Over half of the EU bed capacity is concentrated in regions with a sea border. For the economy of many non-landlocked EU Member States, tourism generates a significant portion of the national revenue. It has a wide-ranging impact on economic growth, employment and social development. Tourism is particularly significant for Southern European countries, such as Spain, Portugal, Italy, Malta and Greece. At the same time, coastal tourism is characterised by high seasonality, with demand concentrated in a limited number of months, usually July and August.
The statistics presented in this section originate from the following expenditures by tourists in EU coastal areas:
• Other expenditures (e.g. food, culture, recreational activities, water-sport equipment and clothing).
The sector was hit hard by the COVID-19 pandemic. Because of the COVID-19 pandemic, millions of European citizens suddenly could not travel.
In March 2020, tourism came to a grinding halt, and its turnover did not fully recover until 2022 when the total number of nights spent in EU tourist accommodation reached 2.73 billion (against the pre-pandemic level of 2.88 billion nights in 2019).
In 2022, tourism figures in all months were higher than in 2021, with the fourth quarter of 2022 recording 472 million nights. In total, nights spent went up by 49% compared to 2021 (1.83 billion nights).
In 2020, the GVA generated by the sector amounted to €33.9 billion, down from €81.5 billion registered in 2019, i.e., a year-on-year 58% contraction.
Gross profits, at €3.9 billion, shrunk by more than 85% in 2019.
While recovering from the Covid-19 pandemic, the Coastal tourism sector has engaged in the sustainability transition with the aim to green its operations, reduce its negative impacts on the marine environment, and strengthen its resilience to exogenous shocks such as commodity and fuel price inflation.
For this purpose, the European Commission has published the Tourism Transition Pathway involving all tourism stakeholders. The updated Industrial
Strategy (2021) calls for the acceleration of green and digital transformation to increase the European economy's resilience.
The strategy also identifies 27 initiative areas for the green and digital transition to improve tourism in the EU. These include:
• Regulation and public governance, which includes; improving statistics and indicators for tourism and comprehensive tourism strategies.
• Green and digital transition, which includes; research and innovation projects on circular and climate-friendly tourism and support for digitalisation of tourism SMEs and destinations.
• Resilience, which includes; seamless cross-border travelling, fostering skills in tourism, promoting fairness and equality in tourism jobs, and accessibility.

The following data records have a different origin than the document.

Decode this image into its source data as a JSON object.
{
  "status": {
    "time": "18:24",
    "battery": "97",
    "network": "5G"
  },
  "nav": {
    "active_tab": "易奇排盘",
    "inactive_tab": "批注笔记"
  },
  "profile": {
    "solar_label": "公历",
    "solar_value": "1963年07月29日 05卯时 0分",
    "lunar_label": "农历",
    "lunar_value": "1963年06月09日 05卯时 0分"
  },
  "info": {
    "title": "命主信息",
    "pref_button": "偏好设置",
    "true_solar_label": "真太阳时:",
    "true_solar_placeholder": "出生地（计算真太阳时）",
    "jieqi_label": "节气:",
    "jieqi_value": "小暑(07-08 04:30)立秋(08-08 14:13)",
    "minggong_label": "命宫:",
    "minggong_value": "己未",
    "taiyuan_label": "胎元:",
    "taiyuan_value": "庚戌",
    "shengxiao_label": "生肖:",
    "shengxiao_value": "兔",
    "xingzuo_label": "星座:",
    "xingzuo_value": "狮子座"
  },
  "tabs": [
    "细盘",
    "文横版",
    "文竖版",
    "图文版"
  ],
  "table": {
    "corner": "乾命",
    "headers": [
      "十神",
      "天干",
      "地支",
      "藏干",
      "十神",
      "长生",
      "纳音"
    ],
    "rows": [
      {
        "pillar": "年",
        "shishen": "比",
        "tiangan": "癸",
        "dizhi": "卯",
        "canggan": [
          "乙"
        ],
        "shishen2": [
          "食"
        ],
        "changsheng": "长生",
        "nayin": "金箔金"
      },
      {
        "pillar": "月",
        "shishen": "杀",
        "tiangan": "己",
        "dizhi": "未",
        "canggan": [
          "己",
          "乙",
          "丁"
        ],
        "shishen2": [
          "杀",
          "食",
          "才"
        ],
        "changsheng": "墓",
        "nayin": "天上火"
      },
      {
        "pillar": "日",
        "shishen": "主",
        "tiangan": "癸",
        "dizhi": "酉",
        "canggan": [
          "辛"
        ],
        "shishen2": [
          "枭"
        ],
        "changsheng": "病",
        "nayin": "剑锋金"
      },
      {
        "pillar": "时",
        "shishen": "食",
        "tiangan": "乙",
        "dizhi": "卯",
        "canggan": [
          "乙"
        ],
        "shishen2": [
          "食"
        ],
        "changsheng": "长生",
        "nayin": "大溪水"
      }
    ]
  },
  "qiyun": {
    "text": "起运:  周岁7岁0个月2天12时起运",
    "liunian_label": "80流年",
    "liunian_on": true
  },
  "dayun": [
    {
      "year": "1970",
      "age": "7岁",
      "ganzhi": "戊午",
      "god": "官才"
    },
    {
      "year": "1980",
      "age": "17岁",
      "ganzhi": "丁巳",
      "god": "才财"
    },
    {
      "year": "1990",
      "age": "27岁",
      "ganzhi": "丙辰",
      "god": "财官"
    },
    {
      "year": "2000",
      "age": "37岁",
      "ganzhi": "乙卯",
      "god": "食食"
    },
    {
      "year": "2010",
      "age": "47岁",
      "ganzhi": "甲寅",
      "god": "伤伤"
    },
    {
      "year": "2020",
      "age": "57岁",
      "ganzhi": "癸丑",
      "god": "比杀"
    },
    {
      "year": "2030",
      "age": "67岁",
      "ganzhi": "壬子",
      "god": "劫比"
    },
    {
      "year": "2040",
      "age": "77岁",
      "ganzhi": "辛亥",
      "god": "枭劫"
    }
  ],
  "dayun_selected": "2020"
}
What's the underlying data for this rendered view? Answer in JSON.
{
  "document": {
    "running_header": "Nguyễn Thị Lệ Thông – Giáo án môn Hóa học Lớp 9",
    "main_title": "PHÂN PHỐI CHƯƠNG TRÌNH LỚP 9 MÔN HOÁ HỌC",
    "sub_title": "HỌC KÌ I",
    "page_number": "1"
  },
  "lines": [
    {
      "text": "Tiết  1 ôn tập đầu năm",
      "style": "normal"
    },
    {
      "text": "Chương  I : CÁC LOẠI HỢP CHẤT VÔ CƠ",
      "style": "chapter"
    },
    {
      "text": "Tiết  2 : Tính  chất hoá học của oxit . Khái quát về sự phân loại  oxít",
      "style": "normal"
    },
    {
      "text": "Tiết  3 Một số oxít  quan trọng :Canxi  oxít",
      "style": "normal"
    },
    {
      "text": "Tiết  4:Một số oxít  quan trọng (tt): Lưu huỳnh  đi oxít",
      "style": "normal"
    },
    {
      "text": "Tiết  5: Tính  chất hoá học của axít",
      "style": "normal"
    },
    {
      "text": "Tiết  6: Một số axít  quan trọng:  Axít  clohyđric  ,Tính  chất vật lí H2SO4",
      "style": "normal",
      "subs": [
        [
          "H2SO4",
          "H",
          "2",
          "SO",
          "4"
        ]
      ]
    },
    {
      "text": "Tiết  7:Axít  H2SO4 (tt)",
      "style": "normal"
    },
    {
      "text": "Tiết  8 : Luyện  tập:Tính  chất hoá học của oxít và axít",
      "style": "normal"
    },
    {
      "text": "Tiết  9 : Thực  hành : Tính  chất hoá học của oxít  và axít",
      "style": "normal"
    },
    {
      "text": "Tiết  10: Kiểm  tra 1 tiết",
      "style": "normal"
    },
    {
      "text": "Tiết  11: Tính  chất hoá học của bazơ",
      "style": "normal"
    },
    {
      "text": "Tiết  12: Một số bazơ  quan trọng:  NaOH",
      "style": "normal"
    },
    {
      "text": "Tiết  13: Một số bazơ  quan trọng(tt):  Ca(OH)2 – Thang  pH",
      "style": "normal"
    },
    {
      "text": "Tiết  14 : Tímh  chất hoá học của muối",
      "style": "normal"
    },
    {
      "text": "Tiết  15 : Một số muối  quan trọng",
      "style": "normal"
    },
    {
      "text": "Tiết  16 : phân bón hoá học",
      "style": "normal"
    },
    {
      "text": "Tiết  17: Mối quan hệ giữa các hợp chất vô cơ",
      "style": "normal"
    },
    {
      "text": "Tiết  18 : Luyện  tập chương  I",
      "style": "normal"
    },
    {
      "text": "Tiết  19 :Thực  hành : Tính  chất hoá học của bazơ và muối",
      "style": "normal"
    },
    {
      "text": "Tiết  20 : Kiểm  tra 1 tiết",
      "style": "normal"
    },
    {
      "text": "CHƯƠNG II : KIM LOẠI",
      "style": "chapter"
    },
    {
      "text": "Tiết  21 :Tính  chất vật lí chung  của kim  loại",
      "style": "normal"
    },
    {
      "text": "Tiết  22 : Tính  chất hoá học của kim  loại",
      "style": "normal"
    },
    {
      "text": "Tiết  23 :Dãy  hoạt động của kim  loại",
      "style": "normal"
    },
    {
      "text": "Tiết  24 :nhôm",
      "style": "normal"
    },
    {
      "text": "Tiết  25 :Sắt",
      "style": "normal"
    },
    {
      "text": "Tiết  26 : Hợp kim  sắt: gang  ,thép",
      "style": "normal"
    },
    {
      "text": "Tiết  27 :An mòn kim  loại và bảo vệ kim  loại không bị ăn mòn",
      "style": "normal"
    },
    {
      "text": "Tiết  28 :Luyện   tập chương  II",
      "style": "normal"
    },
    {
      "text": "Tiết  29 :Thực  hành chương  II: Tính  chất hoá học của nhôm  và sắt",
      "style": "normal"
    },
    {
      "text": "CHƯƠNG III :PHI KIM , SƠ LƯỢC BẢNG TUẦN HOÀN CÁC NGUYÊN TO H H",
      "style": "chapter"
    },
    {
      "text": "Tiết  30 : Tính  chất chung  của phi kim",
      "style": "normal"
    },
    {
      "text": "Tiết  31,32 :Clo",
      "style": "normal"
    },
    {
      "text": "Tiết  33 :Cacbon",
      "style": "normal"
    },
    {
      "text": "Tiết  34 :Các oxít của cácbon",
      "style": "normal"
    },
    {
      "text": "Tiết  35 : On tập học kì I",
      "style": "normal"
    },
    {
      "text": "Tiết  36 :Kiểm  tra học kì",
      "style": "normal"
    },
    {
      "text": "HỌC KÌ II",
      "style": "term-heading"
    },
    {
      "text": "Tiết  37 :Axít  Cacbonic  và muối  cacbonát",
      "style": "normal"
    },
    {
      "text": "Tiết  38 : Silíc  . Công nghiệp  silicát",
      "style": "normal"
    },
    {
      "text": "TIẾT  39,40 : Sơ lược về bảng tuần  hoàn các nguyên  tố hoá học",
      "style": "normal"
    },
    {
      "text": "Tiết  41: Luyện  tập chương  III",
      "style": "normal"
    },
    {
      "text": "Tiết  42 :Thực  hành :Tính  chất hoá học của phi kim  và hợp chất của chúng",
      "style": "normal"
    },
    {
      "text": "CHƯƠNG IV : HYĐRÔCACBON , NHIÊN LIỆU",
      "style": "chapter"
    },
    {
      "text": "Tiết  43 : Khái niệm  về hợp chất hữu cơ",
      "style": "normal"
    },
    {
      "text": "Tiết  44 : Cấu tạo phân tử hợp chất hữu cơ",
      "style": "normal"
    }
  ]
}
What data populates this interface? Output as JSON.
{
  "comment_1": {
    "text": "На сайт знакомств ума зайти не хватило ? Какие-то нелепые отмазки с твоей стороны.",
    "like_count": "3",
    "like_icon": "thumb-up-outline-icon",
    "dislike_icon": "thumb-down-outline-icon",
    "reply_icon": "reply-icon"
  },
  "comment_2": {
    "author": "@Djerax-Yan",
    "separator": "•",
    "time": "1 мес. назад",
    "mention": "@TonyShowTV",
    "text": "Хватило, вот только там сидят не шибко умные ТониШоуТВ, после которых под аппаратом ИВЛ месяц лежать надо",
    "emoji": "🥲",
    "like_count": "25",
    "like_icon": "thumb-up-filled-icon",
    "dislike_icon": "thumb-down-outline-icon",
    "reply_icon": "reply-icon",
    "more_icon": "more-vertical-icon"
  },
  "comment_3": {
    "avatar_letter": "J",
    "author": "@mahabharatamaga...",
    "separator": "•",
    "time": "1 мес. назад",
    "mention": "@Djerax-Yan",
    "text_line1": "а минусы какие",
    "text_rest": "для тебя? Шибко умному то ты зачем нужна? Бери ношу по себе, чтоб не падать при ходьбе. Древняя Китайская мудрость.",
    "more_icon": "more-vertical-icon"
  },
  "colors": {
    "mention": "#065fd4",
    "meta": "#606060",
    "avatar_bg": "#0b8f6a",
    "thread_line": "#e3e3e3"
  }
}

As part of the EU Sustainable Blue Economy, the coastal and maritime tourism sector has been identified as an area with potential to foster a smart,
sustainable and inclusive Europe. The EU's tourism policy aims to keep Europe's position as a leading tourist destination while also maximising the industry's contribution to economic growth and jobs.
While European destinations are welcoming tourists at pre-pandemic levels, the rise in tourist numbers and their concentration in attractive touristic destinations may generate issues of over tourism, particularly in coastal areas and small island. Increasing tourism intensity requires long-term solutions .
At the same time, Covid-19 will likely have long-term impacts on EU citizens’ travelling behavior. A recent Eurobarometer survey showed that 82% of EU citizens are ready to change their travel and tourism habits to be more sustainable, for example, by consuming local products (55%), choosing ecological means of transport (36%) or by paying more to protect the natural environment (35%) or to benefit the local community (33%). The survey also found out that 38% of European respondents are expecting more domestic travelling in the future .
One example of a sustainable approach to coastal and maritime tourism is the ECO-CRUISING FU_TOUR.
For many experts in the business, this is a game-changing opportunity that will lead to greater and faster adoption of more sustainable environmental solutions and greater respect for coastal natural and cultural qualities of coastal areas. The European Green Deal and the new EU Sustainable Blue Economy can help in such green
transitions, thanks to policy reforms, specific financial mechanism, as well as innovation, digitalisation, education and training.